--- Source material ---

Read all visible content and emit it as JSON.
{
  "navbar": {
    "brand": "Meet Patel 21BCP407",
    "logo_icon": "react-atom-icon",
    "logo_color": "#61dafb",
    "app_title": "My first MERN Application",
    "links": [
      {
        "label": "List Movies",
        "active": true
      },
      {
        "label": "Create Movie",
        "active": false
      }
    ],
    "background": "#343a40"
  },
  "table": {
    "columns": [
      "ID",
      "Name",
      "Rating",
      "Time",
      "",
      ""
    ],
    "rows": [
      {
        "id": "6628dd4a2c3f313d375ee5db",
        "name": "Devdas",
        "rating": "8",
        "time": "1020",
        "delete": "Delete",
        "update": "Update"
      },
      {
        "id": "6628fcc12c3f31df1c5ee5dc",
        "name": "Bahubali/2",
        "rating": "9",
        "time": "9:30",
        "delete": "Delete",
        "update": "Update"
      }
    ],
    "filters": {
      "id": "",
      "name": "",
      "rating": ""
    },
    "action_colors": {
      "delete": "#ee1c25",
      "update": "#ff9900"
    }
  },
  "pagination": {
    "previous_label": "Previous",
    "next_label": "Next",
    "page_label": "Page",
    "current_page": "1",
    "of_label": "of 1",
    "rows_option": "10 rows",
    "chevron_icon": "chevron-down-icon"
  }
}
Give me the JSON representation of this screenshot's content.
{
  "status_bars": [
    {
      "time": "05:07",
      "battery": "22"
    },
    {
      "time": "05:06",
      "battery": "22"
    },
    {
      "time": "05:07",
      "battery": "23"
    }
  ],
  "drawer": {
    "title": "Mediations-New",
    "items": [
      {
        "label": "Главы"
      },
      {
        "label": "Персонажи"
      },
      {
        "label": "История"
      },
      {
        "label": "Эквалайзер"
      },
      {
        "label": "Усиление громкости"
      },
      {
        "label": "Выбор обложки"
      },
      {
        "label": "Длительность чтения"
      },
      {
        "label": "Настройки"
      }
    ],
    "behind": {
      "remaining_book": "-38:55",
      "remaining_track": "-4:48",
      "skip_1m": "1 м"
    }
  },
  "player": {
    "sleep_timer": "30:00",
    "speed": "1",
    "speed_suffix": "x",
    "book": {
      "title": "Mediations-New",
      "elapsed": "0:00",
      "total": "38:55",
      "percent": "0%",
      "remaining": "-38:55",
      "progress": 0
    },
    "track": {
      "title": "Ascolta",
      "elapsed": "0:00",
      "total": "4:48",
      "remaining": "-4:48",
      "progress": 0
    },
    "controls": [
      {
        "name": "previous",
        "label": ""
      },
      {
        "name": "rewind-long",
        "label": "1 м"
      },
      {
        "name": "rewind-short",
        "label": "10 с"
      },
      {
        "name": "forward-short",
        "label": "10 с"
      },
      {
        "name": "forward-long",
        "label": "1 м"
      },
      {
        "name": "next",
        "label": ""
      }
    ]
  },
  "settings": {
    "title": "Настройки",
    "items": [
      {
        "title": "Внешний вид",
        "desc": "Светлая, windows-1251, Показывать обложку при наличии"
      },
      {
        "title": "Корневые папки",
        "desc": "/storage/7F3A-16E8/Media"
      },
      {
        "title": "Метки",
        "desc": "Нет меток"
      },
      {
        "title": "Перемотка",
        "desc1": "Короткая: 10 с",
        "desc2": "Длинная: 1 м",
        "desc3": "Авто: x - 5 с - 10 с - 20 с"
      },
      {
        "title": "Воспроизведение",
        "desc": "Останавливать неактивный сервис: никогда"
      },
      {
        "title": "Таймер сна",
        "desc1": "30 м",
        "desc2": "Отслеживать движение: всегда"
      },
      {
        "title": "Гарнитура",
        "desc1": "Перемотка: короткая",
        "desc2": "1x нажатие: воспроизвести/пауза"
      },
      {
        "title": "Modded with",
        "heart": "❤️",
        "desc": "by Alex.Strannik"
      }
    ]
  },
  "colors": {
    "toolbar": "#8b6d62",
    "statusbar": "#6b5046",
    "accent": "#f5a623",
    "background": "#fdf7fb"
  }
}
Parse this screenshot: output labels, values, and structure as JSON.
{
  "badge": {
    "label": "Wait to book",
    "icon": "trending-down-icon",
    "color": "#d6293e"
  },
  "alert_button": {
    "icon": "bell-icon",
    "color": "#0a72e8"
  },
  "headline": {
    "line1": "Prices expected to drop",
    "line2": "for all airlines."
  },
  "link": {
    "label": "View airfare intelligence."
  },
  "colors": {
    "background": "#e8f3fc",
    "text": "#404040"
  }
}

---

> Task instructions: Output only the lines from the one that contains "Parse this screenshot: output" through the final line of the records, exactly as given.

> Task result:
Parse this screenshot: output labels, values, and structure as JSON.
{
  "badge": {
    "label": "Wait to book",
    "icon": "trending-down-icon",
    "color": "#d6293e"
  },
  "alert_button": {
    "icon": "bell-icon",
    "color": "#0a72e8"
  },
  "headline": {
    "line1": "Prices expected to drop",
    "line2": "for all airlines."
  },
  "link": {
    "label": "View airfare intelligence."
  },
  "colors": {
    "background": "#e8f3fc",
    "text": "#404040"
  }
}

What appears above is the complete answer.